Research has frequently shown that firm success in technology-driven industries critically depends on the ability to invent and commercialize innovative technology. In this respect, firms with the ability to create new technological knowledge have been praised for generating knowledge internally and combining it with external knowledge sources. However, the process of identifying knowledge to be integrated into the organization’s own knowledge base requires that firms deliberately search for and reach out to promising knowledge sources. Search has been characterized as the fundamental mechanism enabling firms to learn, evolve and refocus the organizational knowledge base. In fact, the search strategy, defining direction and priority of boundary-spanning search activities, has been found to substantially impact innovation performance. In this paper, we shed new light on the relationship between the search strategy of a firm and its innovation performance. We propose that innovation management requires a more nuanced understanding of the nature and effects of search strategies to implement them successfully. Our goal is to add to both academic and practitioner discussions along three major dimensions. First, research on the nature of these search strategies has largely focused on the dimensions of breadth and depth. We argue that the description of search strategies along their breadth and depth underestimates the degree of heterogeneity among the various knowledge sources they encompass. Instead, we argue that management will choose certain directions for the firms’ search strategies which target particular knowledge sources (product market, science, suppliers). Second, studies that analyze how firms search typically link search strategies to rather generic and broadly defined innovation outcomes, e.g. counts of patents or new product introductions, sales with new products, etc. We suggest that these targeted search strategies differ with regard to the type of innovation success (incremental vs. radical) they generate. Third, research has mostly concentrated on the manufacturing sector and, more specifically, on high-technology industries. Identifying how firms learn and how the knowledge evolves, though, should not be limited to manufacturing industries, particularly given the increasing importance of service sectors for most modern economies. Therefore, we highlight the distinct nature of innovation in service sectors and the effects they have on the effectiveness of particular search strategies. Our empirical study is based on a comprehensive dataset of more than 5,000 manufacturing and service firms from five European countries. We find that radical innovations can mainly be realized by science- and supplier-driven search strategies while incremental innovations can be achieved through a market-based search strategy. Innovation success in service firms predominantly benefits from market-driven search. These findings illuminate the searchperformance relationship and highlight the importance of a contingency view on open innovation activities of firms.

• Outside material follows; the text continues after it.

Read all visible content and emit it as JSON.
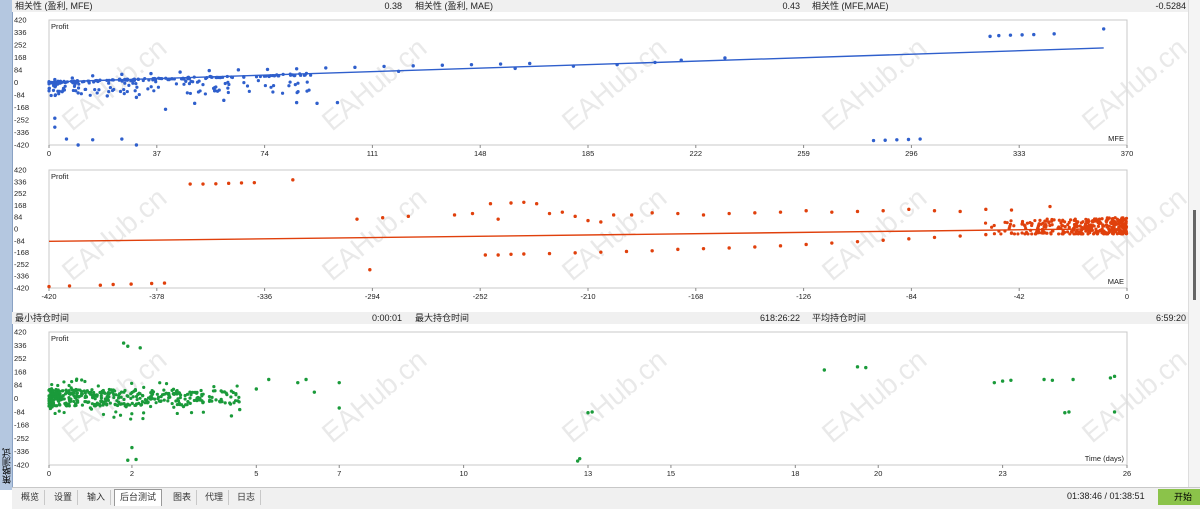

Search strategies, service innovation, radical versus incremental innovation